At a court hearing Wednesday, Feb. 17 on the RUO and CMUO classifications abolishment, the Honorable William Collette criticized the Civil Service Commission and state lawmakers, who he said seem insistent on cutting wages and undermining long-standing authority.
Attorney Jason Hawkins, representing the state, said MDOC staff had been improperly classified for more than 30 years before the classifications were abolished. RUOs were really performing the work of corrections officers, he said. Judge Collette wasn’t buying it, saying MCSC “finds a way to justify everything it’s done.”
A classification study, conducted in 2012 after the abolishments, found wide discrepancy in how former RUOs answered a question about whether treatment was part of the RUO job. MCO’s outside legal counsel, Mary Ellen Gurewitz, said treatment wasn’t defined, and that caused confusion.
RUOs were in fact part of an overall treatment team that focused on rehabilitating inmates, Gurewitz said. She pointed out that one former RUO, in her testimony from 2012, said an RUO was actually a corrections officer, supervisor, an army sergeant, and a parent in one.
Gurewitz noted that in 2006, MCSC conducted one of its many periodic audits of the RUO classification and again found it was appropriate.
The real reason MCSC and MDOC abolished this classification was to save money. The former MDOC director said RUO wages were too high, and this was one way to change that, Gurewitz said.
“Do you think they freed up enough money to pay for the legislature’s new building?” Judge Collette asked. “They’re cutting everybody in order to give themselves more, that’s all it is.”
Just to be clear, no ruling was made Wednesday. Judge Collette will render a decision in writing.
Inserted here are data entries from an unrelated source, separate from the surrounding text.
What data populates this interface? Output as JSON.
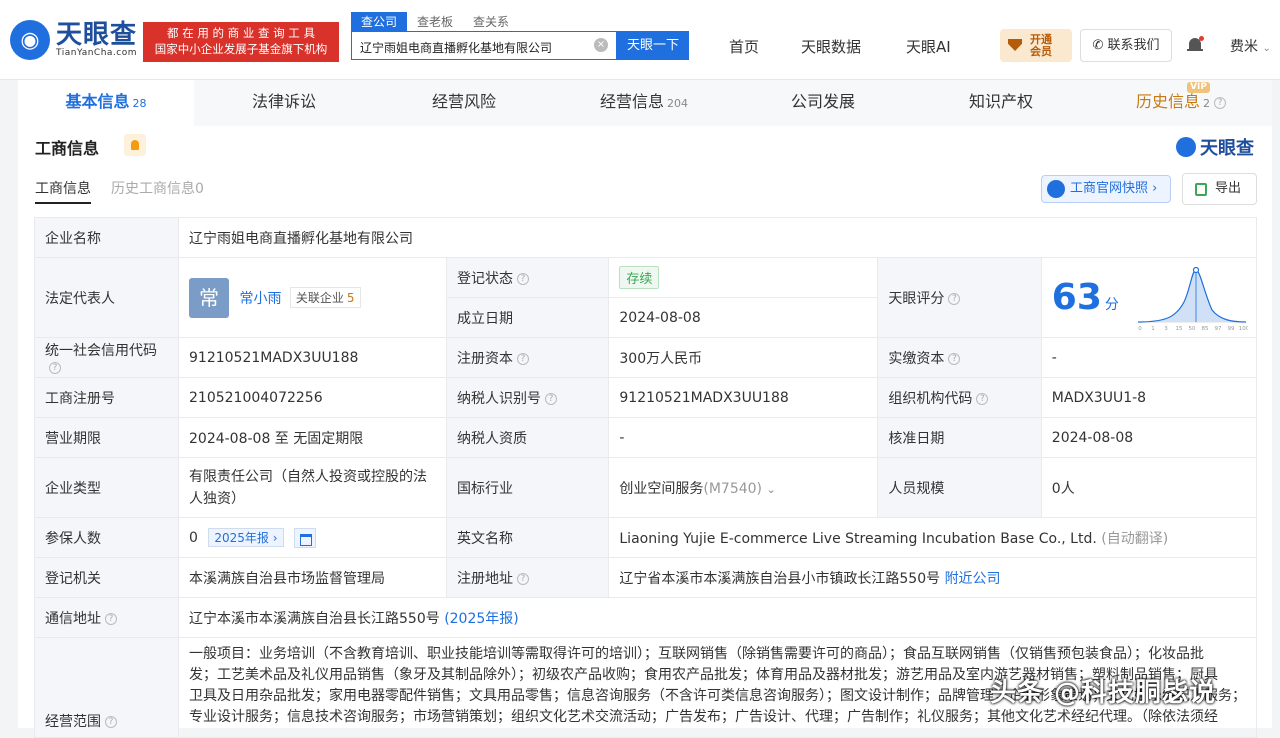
{
  "header": {
    "logo_cn": "天眼查",
    "logo_en": "TianYanCha.com",
    "slogan_line1": "都 在 用 的 商 业 查 询 工 具",
    "slogan_line2": "国家中小企业发展子基金旗下机构",
    "search_tabs": [
      "查公司",
      "查老板",
      "查关系"
    ],
    "search_value": "辽宁雨姐电商直播孵化基地有限公司",
    "search_button": "天眼一下",
    "nav": [
      "首页",
      "天眼数据",
      "天眼AI"
    ],
    "vip_line1": "开通",
    "vip_line2": "会员",
    "contact": "联系我们",
    "user": "费米"
  },
  "tabs": [
    {
      "label": "基本信息",
      "count": "28"
    },
    {
      "label": "法律诉讼",
      "count": ""
    },
    {
      "label": "经营风险",
      "count": ""
    },
    {
      "label": "经营信息",
      "count": "204"
    },
    {
      "label": "公司发展",
      "count": ""
    },
    {
      "label": "知识产权",
      "count": ""
    },
    {
      "label": "历史信息",
      "count": "2",
      "badge": "VIP"
    }
  ],
  "section": {
    "title": "工商信息",
    "brand": "天眼查",
    "subtab_current": "工商信息",
    "subtab_history": "历史工商信息0",
    "official_button": "工商官网快照",
    "export_button": "导出"
  },
  "info": {
    "company_name_label": "企业名称",
    "company_name": "辽宁雨姐电商直播孵化基地有限公司",
    "legal_rep_label": "法定代表人",
    "legal_rep_avatar": "常",
    "legal_rep_name": "常小雨",
    "related_label": "关联企业",
    "related_count": "5",
    "reg_status_label": "登记状态",
    "reg_status": "存续",
    "found_date_label": "成立日期",
    "found_date": "2024-08-08",
    "score_label": "天眼评分",
    "score": "63",
    "score_unit": "分",
    "credit_code_label": "统一社会信用代码",
    "credit_code": "91210521MADX3UU188",
    "reg_capital_label": "注册资本",
    "reg_capital": "300万人民币",
    "paid_capital_label": "实缴资本",
    "paid_capital": "-",
    "reg_no_label": "工商注册号",
    "reg_no": "210521004072256",
    "taxpayer_id_label": "纳税人识别号",
    "taxpayer_id": "91210521MADX3UU188",
    "org_code_label": "组织机构代码",
    "org_code": "MADX3UU1-8",
    "term_label": "营业期限",
    "term": "2024-08-08 至 无固定期限",
    "taxpayer_qual_label": "纳税人资质",
    "taxpayer_qual": "-",
    "approve_date_label": "核准日期",
    "approve_date": "2024-08-08",
    "company_type_label": "企业类型",
    "company_type": "有限责任公司（自然人投资或控股的法人独资）",
    "industry_label": "国标行业",
    "industry": "创业空间服务",
    "industry_code": "(M7540)",
    "staff_size_label": "人员规模",
    "staff_size": "0人",
    "insured_label": "参保人数",
    "insured": "0",
    "insured_year": "2025年报",
    "english_name_label": "英文名称",
    "english_name": "Liaoning Yujie E-commerce Live Streaming Incubation Base Co., Ltd.",
    "english_note": "(自动翻译)",
    "reg_authority_label": "登记机关",
    "reg_authority": "本溪满族自治县市场监督管理局",
    "reg_address_label": "注册地址",
    "reg_address": "辽宁省本溪市本溪满族自治县小市镇政长江路550号",
    "nearby": "附近公司",
    "mail_address_label": "通信地址",
    "mail_address": "辽宁本溪市本溪满族自治县长江路550号",
    "mail_address_year": "(2025年报)",
    "scope_label": "经营范围",
    "scope_line1": "一般项目：业务培训（不含教育培训、职业技能培训等需取得许可的培训）；互联网销售（除销售需要许可的商品）；食品互联网销售（仅销售预包装食品）；化妆品批",
    "scope_line2": "发；工艺美术品及礼仪用品销售（象牙及其制品除外）；初级农产品收购；食用农产品批发；体育用品及器材批发；游艺用品及室内游艺器材销售；塑料制品销售；厨具",
    "scope_line3": "卫具及日用杂品批发；家用电器零配件销售；文具用品零售；信息咨询服务（不含许可类信息咨询服务）；图文设计制作；品牌管理；企业形象策划；文化娱乐经纪人服务；",
    "scope_line4": "专业设计服务；信息技术咨询服务；市场营销策划；组织文化艺术交流活动；广告发布；广告设计、代理；广告制作；礼仪服务；其他文化艺术经纪代理。（除依法须经"
  },
  "score_chart": {
    "x_ticks": [
      "0",
      "1",
      "3",
      "15",
      "50",
      "85",
      "97",
      "99",
      "100"
    ]
  },
  "watermark": "头条 @科技胴毖说"
}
It’s likely that the side that doesn’t prevail will appeal the case to the Michigan Court of Appeals.
MCO has been fighting the classifications’ abolishment since 2012. See a recap of our actions.